Being that all of us have by now established the critical practice of a weekly review, leveraging your broader account teams for input into your process will greatly ease much of your decision-making effort. If it seems obvious that you should have a weekly review with your account teams that mirror your own review schedule, you’re already functioning at a high level of self-direction.

Before going further, understand that your rep is indeed accountable for the communications of the sales team. If you have a senior rep, they will have already organized some sort of review schedule that works best for them. This is ideal and you can simply plug right in. For now, we’ll assume you’re working with a newer rep or just coming into a sales team. Here’s some things you can initiate immediately:

  • Bring together all of the technical resources working on your accounts. This includes support and consulting personnel with active engagements or escalations. Schedule this weekly or as needed
  • Create a whitespace with all of your assigned accounts. Note deployment counts, active opportunities (such as status of POCs), escalations, and services engagements for each customer
  • Solicit these team members in the creation of the document. Note that many larger firms will have ready-made templates as part of the CRM or forecasting tool

While it is certainly optimal to collaborate with your rep on this document, you can manage it yourself if required. You can slowly reel other account team members into the process over time.

  • Ask your rep to review your document and add any holes or clarify any points you might be off on
  • Then determine what the top priorities are for the quarter and for the year. While this intuitively boils down to the largest opportunities, there is some nuance here. For example, there may be a large opportunity that the rep feels able to win on reference or political advantage. A smaller opportunity might be a highly competitive technical shootout. S/he is going to want you more focused on the latter
  • The output of this exercise for you is an active project list that can now be prioritized and worked into your systems

After the document is done, I also recommend reviewing this with your manager (assuming there is a dedicated SE management role).

  • Let them know early the process you’re working. They may be able to point you to specific templates they’ve used before
  • Once completed, incorporate it as part of the agenda for your periodic meetings (or status emails) as s/he desires
  • Word of caution: the last thing you want is to create a rift between you and your rep because you’re sharing details that the rep was not (intentionally) communicating to sales management. You can set that as a group rule when you undertake this with your rep

After it’s been going (well, hopefully) for a number of months, you can offer to your manager to present your process at the next SE meeting. Your goal here is to show some leadership, and help smooth the way for other SEs who may have had a harder time getting their reps to the table for a discussion.

For SE managers, you can help the process greatly by establishing a formal periodic technical opportunity review with your team.
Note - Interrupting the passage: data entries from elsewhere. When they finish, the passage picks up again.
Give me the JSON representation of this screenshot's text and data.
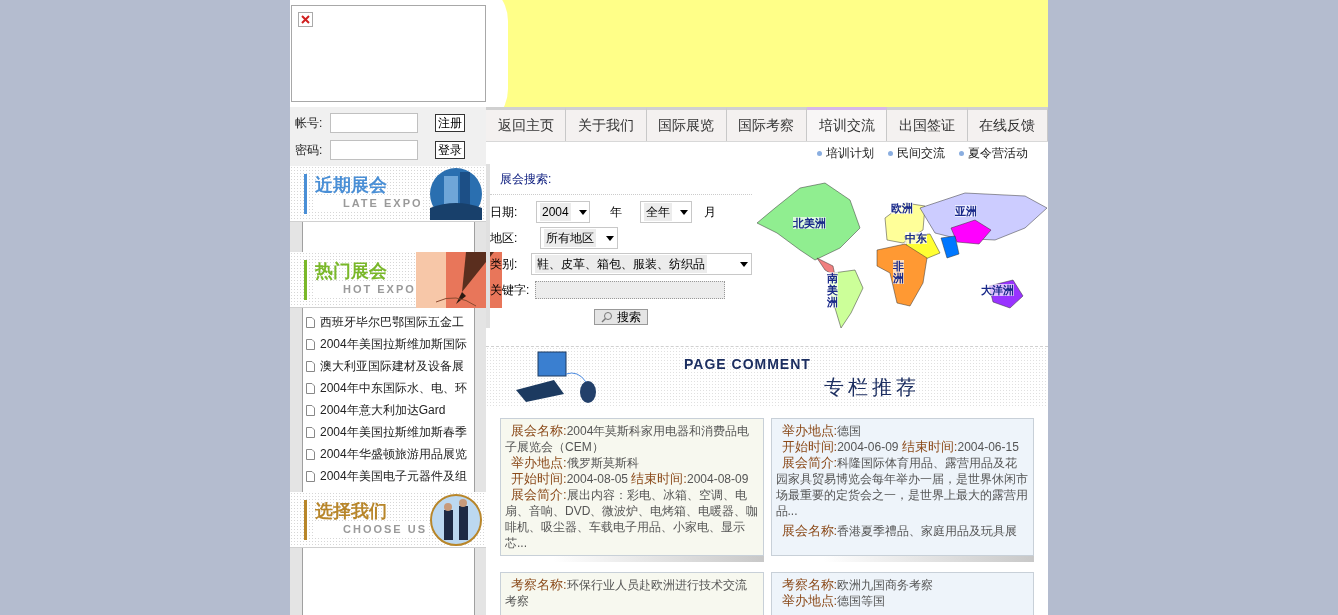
{
  "login": {
    "fields": [
      {
        "label": "帐号:",
        "button": "注册"
      },
      {
        "label": "密码:",
        "button": "登录"
      }
    ]
  },
  "nav": {
    "tabs": [
      {
        "label": "返回主页",
        "selected": false
      },
      {
        "label": "关于我们",
        "selected": false
      },
      {
        "label": "国际展览",
        "selected": false
      },
      {
        "label": "国际考察",
        "selected": false
      },
      {
        "label": "培训交流",
        "selected": true
      },
      {
        "label": "出国签证",
        "selected": false
      },
      {
        "label": "在线反馈",
        "selected": false
      }
    ],
    "subnav": [
      "培训计划",
      "民间交流",
      "夏令营活动"
    ]
  },
  "sidebar": {
    "sections": [
      {
        "title": "近期展会",
        "subtitle": "LATE EXPO",
        "color": "#4a8fd6"
      },
      {
        "title": "热门展会",
        "subtitle": "HOT EXPO",
        "color": "#7ab82a",
        "items": [
          "西班牙毕尔巴鄂国际五金工",
          "2004年美国拉斯维加斯国际",
          "澳大利亚国际建材及设备展",
          "2004年中东国际水、电、环",
          "2004年意大利加达Gard",
          "2004年美国拉斯维加斯春季",
          "2004年华盛顿旅游用品展览",
          "2004年美国电子元器件及组"
        ]
      },
      {
        "title": "选择我们",
        "subtitle": "CHOOSE US",
        "color": "#b8862a"
      }
    ]
  },
  "search": {
    "title": "展会搜索:",
    "date_label": "日期:",
    "year": "2004",
    "year_unit": "年",
    "month": "全年",
    "month_unit": "月",
    "region_label": "地区:",
    "region": "所有地区",
    "category_label": "类别:",
    "category": "鞋、皮革、箱包、服装、纺织品",
    "keyword_label": "关键字:",
    "button": "搜索"
  },
  "map": {
    "regions": [
      {
        "label": "北美洲",
        "color": "#90ee90",
        "kind": "horizontal"
      },
      {
        "label": "南美洲",
        "color": "#ccff99",
        "kind": "vertical"
      },
      {
        "label": "欧洲",
        "color": "#ffff99",
        "kind": "horizontal"
      },
      {
        "label": "亚洲",
        "color": "#ccccff",
        "kind": "horizontal"
      },
      {
        "label": "中东",
        "color": "#ffff33",
        "kind": "horizontal"
      },
      {
        "label": "非洲",
        "color": "#ff9933",
        "kind": "vertical"
      },
      {
        "label": "大洋洲",
        "color": "#9933ff",
        "kind": "horizontal"
      }
    ]
  },
  "banner": {
    "title": "PAGE COMMENT",
    "subtitle": "专栏推荐"
  },
  "cards": [
    {
      "entries": [
        {
          "lines": [
            [
              {
                "label": "展会名称:",
                "value": "2004年莫斯科家用电器和消费品电子展览会（CEM）"
              }
            ],
            [
              {
                "label": "举办地点:",
                "value": "俄罗斯莫斯科"
              }
            ],
            [
              {
                "label": "开始时间:",
                "value": "2004-08-05"
              },
              {
                "label": "结束时间:",
                "value": "2004-08-09"
              }
            ],
            [
              {
                "label": "展会简介:",
                "value": "展出内容：彩电、冰箱、空调、电扇、音响、DVD、微波炉、电烤箱、电暖器、咖啡机、吸尘器、车载电子用品、小家电、显示芯..."
              }
            ]
          ]
        }
      ]
    },
    {
      "entries": [
        {
          "lines": [
            [
              {
                "label": "举办地点:",
                "value": "德国"
              }
            ],
            [
              {
                "label": "开始时间:",
                "value": "2004-06-09"
              },
              {
                "label": "结束时间:",
                "value": "2004-06-15"
              }
            ],
            [
              {
                "label": "展会简介:",
                "value": "科隆国际体育用品、露营用品及花园家具贸易博览会每年举办一届，是世界休闲市场最重要的定货会之一，是世界上最大的露营用品..."
              }
            ]
          ]
        },
        {
          "lines": [
            [
              {
                "label": "展会名称:",
                "value": "香港夏季禮品、家庭用品及玩具展"
              }
            ]
          ]
        }
      ]
    },
    {
      "entries": [
        {
          "lines": [
            [
              {
                "label": "考察名称:",
                "value": "环保行业人员赴欧洲进行技术交流考察"
              }
            ]
          ]
        }
      ]
    },
    {
      "entries": [
        {
          "lines": [
            [
              {
                "label": "考察名称:",
                "value": "欧洲九国商务考察"
              }
            ],
            [
              {
                "label": "举办地点:",
                "value": "德国等国"
              }
            ]
          ]
        }
      ]
    }
  ]
}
Collaborate with the district manager to enable you’re synced up. It looks better if the message comes down from the sales side whenever possible.

Read this Now

I’ve long considered two important questions before talking to any customer. The first is “Why should the customer be buying a solution?” and the second is “Why should they be buying it from us?”. In recent conversations with a colleague, I realized that he had been doing an especially good job articulating the answer to a third, very important question. That question was “Why should the customer buy the solution NOW!”.

When I later thought about the conversation, I also realized I was making an implicit assumption when presenting my story. I assumed that if I provided a good enough answer to the “why buy” question, the “why buy now” answer was self evident. And while maybe that is in fact true in many cases, why leave it to chance? Let’s explore how we as SEs can best help our customers see the value in moving quickly toward our solution and removing the tendency towards procrastination.
[Read more…]